After credit references have been checked, a credit limit should beset for every customer. For small customers, the credit limit should be set based on their mid-level to maximum demonstrated payment performance. For large companies, a credit limit should be set based on the amount of risk your company is willing to accept and is a direct reflection of the percentage of your business you are willing to devote to one customer. Typically, concentrating over 10% of your business in one customer begins to be a risk; 30-50% is very risky and over 50% is potential disaster for your company. Bad things can happen to large companies as well.
7. Monitor Receivables Aging by Total and By Customer
At least weekly, calculate the average age of your outstanding invoices by customer and total. Assign responsibility (for example, the Office Manager) for generating and reporting on this information. Develop an “Overdue” report that shows every invoice 5 days or more past your terms. Set specific, reasonable goals based on your industry for “Average Days Receivables” and tie one component of your Office Manager’s compensation package to achieving the goal.
8. Develop Standardized Action Procedures for Overdue Invoices
Develop a formal, written collection procedure including scripts or guidelines to be used when contacting customers who have outstanding, overdue invoices. The approach taken is always courteous but increasingly firm as the overdue time increases. Typically, the first call is a courtesy inquiry only. At 60 days they may be reminded of the company’s terms and at their credit is in danger, at 90 days that their account is will revert to C.O.D. and at 100 days that litigation may proceed unless payment is received immediately.
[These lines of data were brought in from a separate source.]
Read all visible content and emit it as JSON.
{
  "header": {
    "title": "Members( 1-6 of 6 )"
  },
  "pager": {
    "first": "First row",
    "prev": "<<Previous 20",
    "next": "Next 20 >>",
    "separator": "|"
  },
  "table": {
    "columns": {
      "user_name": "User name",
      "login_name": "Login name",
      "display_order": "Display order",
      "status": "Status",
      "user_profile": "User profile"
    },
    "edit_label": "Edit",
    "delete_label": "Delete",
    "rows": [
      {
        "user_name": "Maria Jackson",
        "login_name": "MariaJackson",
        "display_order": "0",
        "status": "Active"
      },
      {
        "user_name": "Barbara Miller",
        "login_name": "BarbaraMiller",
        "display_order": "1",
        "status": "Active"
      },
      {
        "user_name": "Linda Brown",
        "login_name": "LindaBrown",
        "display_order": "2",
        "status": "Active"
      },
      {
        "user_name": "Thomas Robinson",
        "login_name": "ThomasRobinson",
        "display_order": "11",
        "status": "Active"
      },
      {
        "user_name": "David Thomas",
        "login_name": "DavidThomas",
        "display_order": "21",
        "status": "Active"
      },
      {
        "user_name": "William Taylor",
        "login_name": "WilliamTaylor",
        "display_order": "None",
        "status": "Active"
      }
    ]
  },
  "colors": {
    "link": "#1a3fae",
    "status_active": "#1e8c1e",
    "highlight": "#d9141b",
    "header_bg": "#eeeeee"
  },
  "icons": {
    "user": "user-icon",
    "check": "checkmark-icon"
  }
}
If the last stage is reached, you should be prepared to follow through promptly.
9. Avoid Early Dunning Letters and Use the Telephone
Dunning letters, overdue notices and account statements that indicate an overdue invoice usually do nothing but irritate a responsible customer who may have a reasonable explanation for a slow payment. Instead, it is preferable to have your person responsible for accounts receivable telephone the customer’s accounts payable designee (found on the credit application) to ask if the invoice has been misplaced or there is any other problem. Typically, 80% of slow payments are resolved in this manner and a rapport is created between key personnel at both companies.
10. Use Discount Payment Terms Wisely, If At All
Offering an early payment discount does not always produce the desired result. If your customer’s problem is cash flow, they will be unable to take the discount. Often, customers who already pay on time will take advantage of the discount. You may properly rationalize this as an award to good customers but you’ve just reduced your overall profitability as a result. Discounts that are attractive to customers most often do not produce a favorable offset in the time-value of money to your company. Better to poll your slow pay customers first and individually, to determine what the potential value of discounting might be to your cash flow.
11. Use Your Accounting System to Help Manage Credit and Accounts Receivable
Many small businesses use simplified accounting systems such as QuickBooks® or Peachtree® and these systems are capable of reducing the amount of time required for accounts receivable management. Credit limits can be set by customer and the system will provide a warning message on entry of a new order should that order cause the limit to be exceeded. Aging reports by customer can be generated in a variety of formats. Data can be exported directly to an Excel® spreadsheet and further analyzed if desired. Invoice data can also be directly exported to a customer via fax or email saving considerable time. Current customer contacts and telephone numbers are included in customer records and can be quickly extracted and used in screen reports to aid in collection calls.
Be sure you are using all the features of your accounting system to help your effort in managing credit and accounts receivable.